In February 1945, more than 3,900 Flying Fortress bombers attached to the U.S. Eighth Air Force dropped hundreds of tons of munitions on the German capital of Berlin.
To safeguard the monetary assets of the waning Third Reich, currency and gold from the Reichsbank — the central bank of Germany — were sent to a deep salt mine at Merkers, located about two hundred miles southwest.
Two months later, General George Patton’s 3rd Army swept into the region, moving so rapidly the Germans were unable to relocate the concealed hoard. 
 
Enter Private First Class Richard C. Mootz, a Delawarean serving as an infantryman with the 3rd Army’s 90th Division.  On April 6th, Pvt. Mootz was escorting two women who had just been questioned by the 12th Corps Provost Marshal’s Office back to Merkers.  As they neared the Kaiseroda Salt Mine, he asked the women about the facility.  They told him that weeks earlier German officials had used local and displaced civilians as labor for storing treasure in the mine.
 
Pvt. Mootz passed the information to his superior.  Later that day, American forces entered the mine.  What they found was startling.
 
According to the National Archives and Records Administration, the mine contained over eleven thousand containers, including:  3,682 bags and cartons of Germany currency; 80 bags of foreign currency; 4,173 bags containing 8,307 gold bars; 55 boxes of gold bullion; 3,326 bags of gold coins; 63 bags of silver; and one bag of platinum bars.
 

The money and precious metals were in the company of an immense collection of valuable artwork.  Sheltered in the mine were one-fourth of the major holdings of 14 state museums.

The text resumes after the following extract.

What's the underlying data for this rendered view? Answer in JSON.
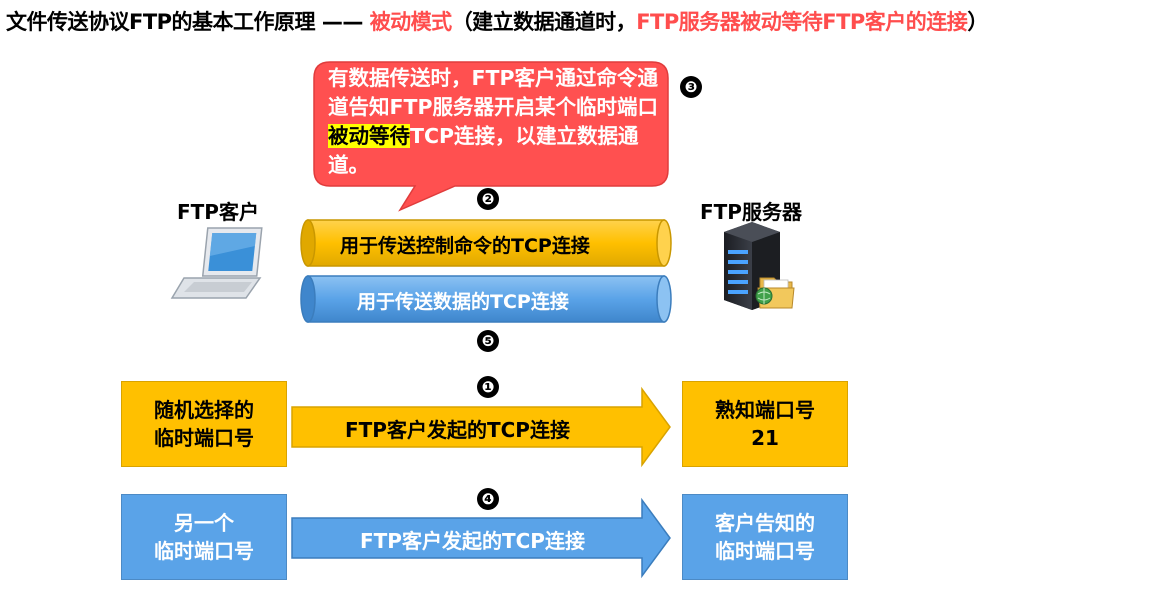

The find was so extraordinary that General Dwight D. Eisenhower, General Omar N. Bradley, and Lt. Gen. George S. Patton, toured the site together.
 
The mine’s shafts, some 1,600-feet below the surface, also housed an estimated 400-tons of intellectual riches in the form of patent volumes from Germany, France, and Austria. 
 
“Germany was one of the most technologically advanced nations in the world at this time,” said David Deputy, a former Delaware National Guard brigadier general and Mr. Mootz’s nephew.  “Information on rocketry and other German advances were being sought by both the Americans and Russians.  It was the sensitive nature of this data that resulted in some details of the discovery being kept secret,” he said.
 
Mr. Deputy said it was not until military records were declassified decades later that Mr. Mootz’s role in the discovery became evident.
To give Mr. Mootz his overdue recognition, State Reps. Harvey Kenton (R-Milford) and Tim Dukes (R-Laurel) sponsored a House of Representatives’ Tribute presented in the House Chamber Thursday afternoon.  Mr. Mootz was a long-time resident of Laurel and currently lives in Milford.
“We recognize this exceptional individual for his outstanding service to his country while serving in the United States Army,” said Rep. Kenton.  “Private Mootz assisted the ‘Monuments Men’ in the discovery of a massive collection of gold, silver, artwork, and German currency.  This was the remaining paper currency and gold reserves of the Nazi regime, hence, this discovery bankrupted the German Army, bringing an earlier end to the war.”
The find may have had repercussions beyond the war.
In internal correspondence a week following the discovery at Merkers, Col. Bernard D. Bernstein (deputy chief, Financial Branch, G-5 Division) wrote the finding of the trove “confirms previous intelligence reports and censorship intercepts indicating that the Germans were planning to use these foreign exchange assets, including works of art, as a means of perpetuating the Nazism and Nazi influence both in Germany and abroad.”